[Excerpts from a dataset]
Start of Block

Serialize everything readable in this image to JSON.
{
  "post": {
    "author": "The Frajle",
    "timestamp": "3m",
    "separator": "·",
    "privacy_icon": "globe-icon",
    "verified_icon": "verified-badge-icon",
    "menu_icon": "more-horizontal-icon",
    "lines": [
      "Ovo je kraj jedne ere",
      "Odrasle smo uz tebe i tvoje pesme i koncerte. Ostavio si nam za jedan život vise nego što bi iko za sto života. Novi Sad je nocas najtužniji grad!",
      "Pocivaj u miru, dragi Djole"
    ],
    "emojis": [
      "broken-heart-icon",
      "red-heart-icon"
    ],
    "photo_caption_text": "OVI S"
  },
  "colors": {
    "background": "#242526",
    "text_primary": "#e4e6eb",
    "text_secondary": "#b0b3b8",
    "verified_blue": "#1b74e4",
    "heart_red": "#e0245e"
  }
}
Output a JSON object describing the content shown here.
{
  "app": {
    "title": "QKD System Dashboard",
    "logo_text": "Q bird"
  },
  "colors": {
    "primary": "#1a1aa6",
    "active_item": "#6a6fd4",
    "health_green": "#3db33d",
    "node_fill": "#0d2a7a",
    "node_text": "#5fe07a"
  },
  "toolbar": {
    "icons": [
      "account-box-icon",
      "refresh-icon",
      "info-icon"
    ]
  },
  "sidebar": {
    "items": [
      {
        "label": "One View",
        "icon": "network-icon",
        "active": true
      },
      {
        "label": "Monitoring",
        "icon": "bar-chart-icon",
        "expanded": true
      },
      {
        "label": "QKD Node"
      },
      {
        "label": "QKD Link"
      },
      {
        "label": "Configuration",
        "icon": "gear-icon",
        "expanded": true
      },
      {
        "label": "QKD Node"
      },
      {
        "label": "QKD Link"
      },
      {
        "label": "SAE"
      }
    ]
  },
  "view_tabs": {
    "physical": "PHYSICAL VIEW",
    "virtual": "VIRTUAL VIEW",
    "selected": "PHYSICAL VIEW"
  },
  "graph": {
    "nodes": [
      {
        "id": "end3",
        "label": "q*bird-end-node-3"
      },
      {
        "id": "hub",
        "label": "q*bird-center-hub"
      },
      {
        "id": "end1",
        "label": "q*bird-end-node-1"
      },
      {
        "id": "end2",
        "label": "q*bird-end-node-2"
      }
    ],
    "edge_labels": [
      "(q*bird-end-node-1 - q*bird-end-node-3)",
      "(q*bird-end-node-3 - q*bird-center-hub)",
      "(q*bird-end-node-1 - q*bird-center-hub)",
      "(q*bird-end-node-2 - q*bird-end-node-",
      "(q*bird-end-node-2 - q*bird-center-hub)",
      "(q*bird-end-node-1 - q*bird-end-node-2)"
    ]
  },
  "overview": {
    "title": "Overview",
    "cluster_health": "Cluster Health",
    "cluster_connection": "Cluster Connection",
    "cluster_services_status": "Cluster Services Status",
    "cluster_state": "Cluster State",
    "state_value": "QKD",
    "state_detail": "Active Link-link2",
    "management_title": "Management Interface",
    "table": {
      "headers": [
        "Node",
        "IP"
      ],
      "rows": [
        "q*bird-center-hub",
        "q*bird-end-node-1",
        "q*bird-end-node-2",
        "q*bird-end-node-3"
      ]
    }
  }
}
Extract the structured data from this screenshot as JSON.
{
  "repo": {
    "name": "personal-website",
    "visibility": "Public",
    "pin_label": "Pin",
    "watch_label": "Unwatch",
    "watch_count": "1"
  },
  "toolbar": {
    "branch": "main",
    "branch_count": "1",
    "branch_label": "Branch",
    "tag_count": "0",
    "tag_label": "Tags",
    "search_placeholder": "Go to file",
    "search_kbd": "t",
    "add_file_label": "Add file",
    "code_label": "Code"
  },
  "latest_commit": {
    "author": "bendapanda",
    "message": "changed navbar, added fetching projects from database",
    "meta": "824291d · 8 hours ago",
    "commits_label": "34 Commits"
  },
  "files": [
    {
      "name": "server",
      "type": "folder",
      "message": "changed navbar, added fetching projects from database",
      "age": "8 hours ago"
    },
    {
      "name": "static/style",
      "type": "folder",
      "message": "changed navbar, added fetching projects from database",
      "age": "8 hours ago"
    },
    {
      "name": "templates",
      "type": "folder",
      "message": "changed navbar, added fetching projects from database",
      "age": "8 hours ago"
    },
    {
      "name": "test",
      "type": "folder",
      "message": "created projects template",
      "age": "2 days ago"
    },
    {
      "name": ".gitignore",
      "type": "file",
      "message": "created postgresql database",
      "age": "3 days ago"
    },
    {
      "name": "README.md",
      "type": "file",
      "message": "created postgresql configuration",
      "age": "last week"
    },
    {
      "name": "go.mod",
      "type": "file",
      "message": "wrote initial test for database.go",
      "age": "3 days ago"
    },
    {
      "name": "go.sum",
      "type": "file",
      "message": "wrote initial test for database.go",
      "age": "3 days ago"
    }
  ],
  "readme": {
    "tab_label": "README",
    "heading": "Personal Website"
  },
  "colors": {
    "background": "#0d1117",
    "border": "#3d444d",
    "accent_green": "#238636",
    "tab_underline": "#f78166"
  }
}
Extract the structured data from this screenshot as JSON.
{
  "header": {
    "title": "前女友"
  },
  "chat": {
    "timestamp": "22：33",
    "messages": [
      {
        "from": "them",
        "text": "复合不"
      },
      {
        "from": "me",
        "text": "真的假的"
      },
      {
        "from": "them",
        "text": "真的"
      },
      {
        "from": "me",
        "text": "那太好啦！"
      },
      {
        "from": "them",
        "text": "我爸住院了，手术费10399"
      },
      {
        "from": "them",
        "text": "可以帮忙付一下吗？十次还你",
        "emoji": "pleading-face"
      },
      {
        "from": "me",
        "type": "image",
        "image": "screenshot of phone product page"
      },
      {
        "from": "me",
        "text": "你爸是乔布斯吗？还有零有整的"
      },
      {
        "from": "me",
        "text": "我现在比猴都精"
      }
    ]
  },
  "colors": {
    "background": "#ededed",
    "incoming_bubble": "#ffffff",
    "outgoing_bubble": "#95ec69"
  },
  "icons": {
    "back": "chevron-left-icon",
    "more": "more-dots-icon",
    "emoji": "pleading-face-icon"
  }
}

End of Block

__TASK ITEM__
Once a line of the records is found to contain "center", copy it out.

__OUTPUT FOR THIS EXERCISE__
        "label": "q*bird-center-hub"
      "(q*bird-end-node-3 - q*bird-center-hub)",
      "(q*bird-end-node-1 - q*bird-center-hub)",
      "(q*bird-end-node-2 - q*bird-center-hub)",
        "q*bird-center-hub",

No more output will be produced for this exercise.